> [What the task asks] In the records below, find every line with the word "this" and copy it.
____________________
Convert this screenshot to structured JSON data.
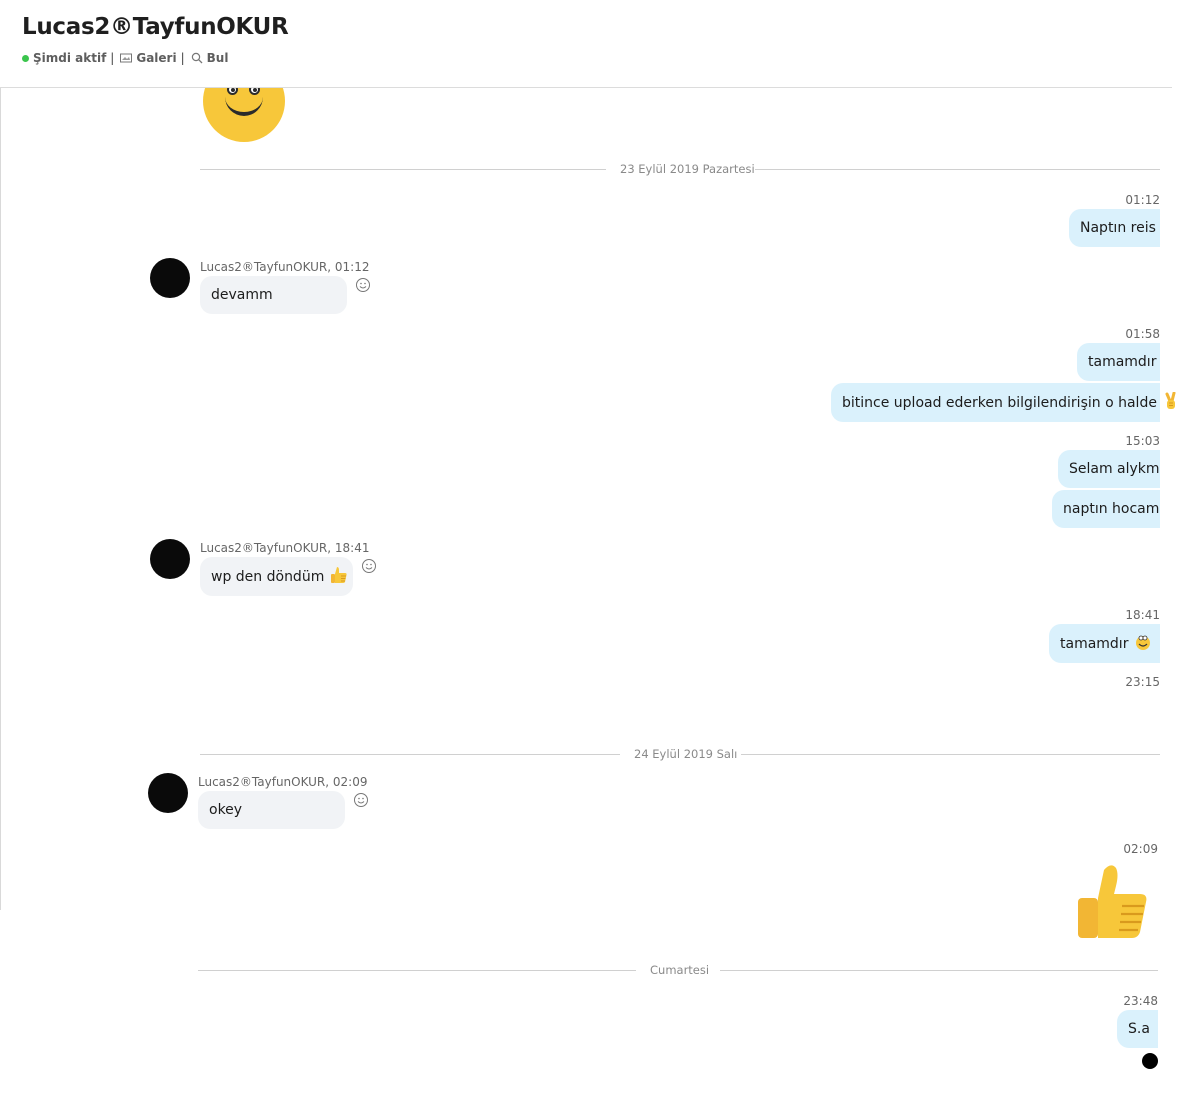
{
  "header": {
    "title": "Lucas2®TayfunOKUR",
    "status": "Şimdi aktif",
    "gallery_label": "Galeri",
    "find_label": "Bul",
    "separator": "|"
  },
  "date_separators": [
    "23 Eylül 2019 Pazartesi",
    "24 Eylül 2019 Salı",
    "Cumartesi"
  ],
  "messages": [
    {
      "direction": "out",
      "time": "01:12",
      "texts": [
        "Naptın reis"
      ]
    },
    {
      "direction": "in",
      "sender": "Lucas2®TayfunOKUR, 01:12",
      "texts": [
        "devamm"
      ]
    },
    {
      "direction": "out",
      "time": "01:58",
      "texts": [
        "tamamdır",
        "bitince upload ederken bilgilendirişin o halde"
      ],
      "emoji": "victory-hand"
    },
    {
      "direction": "out",
      "time": "15:03",
      "texts": [
        "Selam alykm",
        "naptın hocam"
      ]
    },
    {
      "direction": "in",
      "sender": "Lucas2®TayfunOKUR, 18:41",
      "texts": [
        "wp den döndüm"
      ],
      "emoji": "thumbs-up"
    },
    {
      "direction": "out",
      "time": "18:41",
      "texts": [
        "tamamdır"
      ],
      "emoji": "smile"
    },
    {
      "direction": "out",
      "time": "23:15",
      "texts": []
    },
    {
      "direction": "in",
      "sender": "Lucas2®TayfunOKUR, 02:09",
      "texts": [
        "okey"
      ]
    },
    {
      "direction": "out",
      "time": "02:09",
      "texts": [],
      "emoji": "thumbs-up-large"
    },
    {
      "direction": "out",
      "time": "23:48",
      "texts": [
        "S.a"
      ]
    }
  ],
  "colors": {
    "outgoing_bubble": "#daf1fc",
    "incoming_bubble": "#f1f3f6",
    "online": "#3bc54d",
    "emoji_yellow": "#f7c73a"
  }
}
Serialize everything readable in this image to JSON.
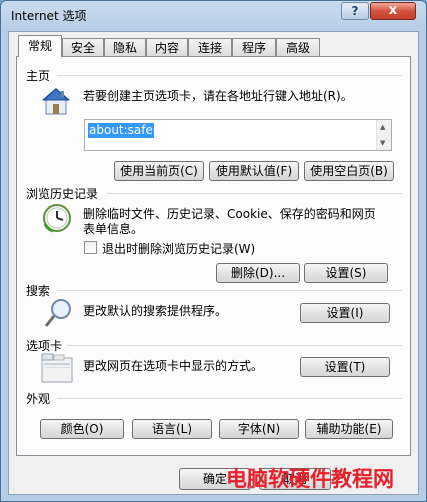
{
  "window": {
    "title": "Internet 选项",
    "help_label": "?",
    "close_label": "x"
  },
  "tabs": [
    {
      "label": "常规",
      "active": true
    },
    {
      "label": "安全",
      "active": false
    },
    {
      "label": "隐私",
      "active": false
    },
    {
      "label": "内容",
      "active": false
    },
    {
      "label": "连接",
      "active": false
    },
    {
      "label": "程序",
      "active": false
    },
    {
      "label": "高级",
      "active": false
    }
  ],
  "homepage": {
    "title": "主页",
    "description": "若要创建主页选项卡，请在各地址行键入地址(R)。",
    "address_value": "about:safe",
    "use_current_label": "使用当前页(C)",
    "use_default_label": "使用默认值(F)",
    "use_blank_label": "使用空白页(B)"
  },
  "history": {
    "title": "浏览历史记录",
    "description_line1": "删除临时文件、历史记录、Cookie、保存的密码和网页",
    "description_line2": "表单信息。",
    "checkbox_label": "退出时删除浏览历史记录(W)",
    "checkbox_checked": false,
    "delete_label": "删除(D)...",
    "settings_label": "设置(S)"
  },
  "search": {
    "title": "搜索",
    "description": "更改默认的搜索提供程序。",
    "settings_label": "设置(I)"
  },
  "tabs_section": {
    "title": "选项卡",
    "description": "更改网页在选项卡中显示的方式。",
    "settings_label": "设置(T)"
  },
  "appearance": {
    "title": "外观",
    "colors_label": "颜色(O)",
    "languages_label": "语言(L)",
    "fonts_label": "字体(N)",
    "accessibility_label": "辅助功能(E)"
  },
  "footer": {
    "ok_label": "确定",
    "cancel_label": "取消"
  },
  "watermark": "电脑软硬件教程网",
  "colors": {
    "selection": "#3399ff",
    "close_button": "#c94a34",
    "watermark": "#e8202a"
  }
}
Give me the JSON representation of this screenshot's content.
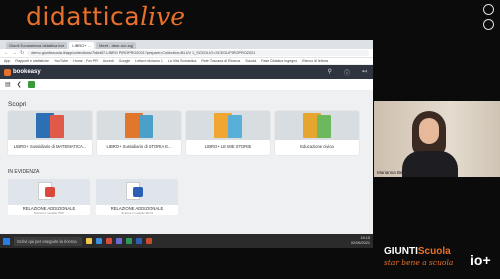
{
  "brand": {
    "part1": "didattica",
    "part2": "live"
  },
  "browser": {
    "tabs": [
      "Giunti Ecosistema didattica live",
      "LIBRO+ ...",
      "Meet - dem-ocr-sqj"
    ],
    "url": "demo.giuntiscuola.it/app/collections/7ldlz6f7-LIBRO PIROPRO2021?prepare=Collection=BLUV 1_SCEGLIO=SCEGLIPIROPRO2021",
    "nav": [
      "←",
      "→",
      "↻"
    ],
    "bookmarks": [
      "App",
      "Rapporti e statistiche",
      "YouTube",
      "Home - Fox PR",
      "Accedi",
      "Google",
      "Letture diciamo 1",
      "La Vita Scolastica",
      "Rete Toscana di Ricerca",
      "Scuola",
      "Fase Didatica Ingegno",
      "Elenco di lettura"
    ]
  },
  "app": {
    "name": "bookeasy",
    "colors": {
      "accent": "#e8702a",
      "appbar": "#2e3440"
    },
    "sections": {
      "scopri": {
        "title": "Scopri",
        "items": [
          {
            "label": "LIBRO+ Sussidiario di MATEMATICA...",
            "color": "#2d6fb5"
          },
          {
            "label": "LIBRO+ Sussidiario di STORIA E...",
            "color": "#e0772c"
          },
          {
            "label": "LIBRO+ LE MIE STORIE",
            "color": "#f0a630"
          },
          {
            "label": "Educazione civica",
            "color": "#e5a52e"
          }
        ]
      },
      "evidenza": {
        "title": "IN EVIDENZA",
        "items": [
          {
            "label": "RELAZIONE ADDIZIONALE",
            "sub": "Scarica il modello PDF",
            "badge_color": "#d9483b"
          },
          {
            "label": "RELAZIONE ADDIZIONALE",
            "sub": "Scarica il modello Word",
            "badge_color": "#2b5fb5"
          }
        ]
      }
    }
  },
  "taskbar": {
    "search_placeholder": "Scrivi qui per eseguire la ricerca",
    "time": "16:15",
    "date": "02/06/2021"
  },
  "webcam": {
    "name": "Marianna Bernardini"
  },
  "footer": {
    "giunti": "GIUNTI",
    "scuola": "Scuola",
    "tagline": "star bene a scuola",
    "io": "io+"
  }
}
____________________
> [Output below]
Convert this screenshot to structured JSON data.
Serialize everything readable in this image to JSON.
Give me the JSON representation of this screenshot's content.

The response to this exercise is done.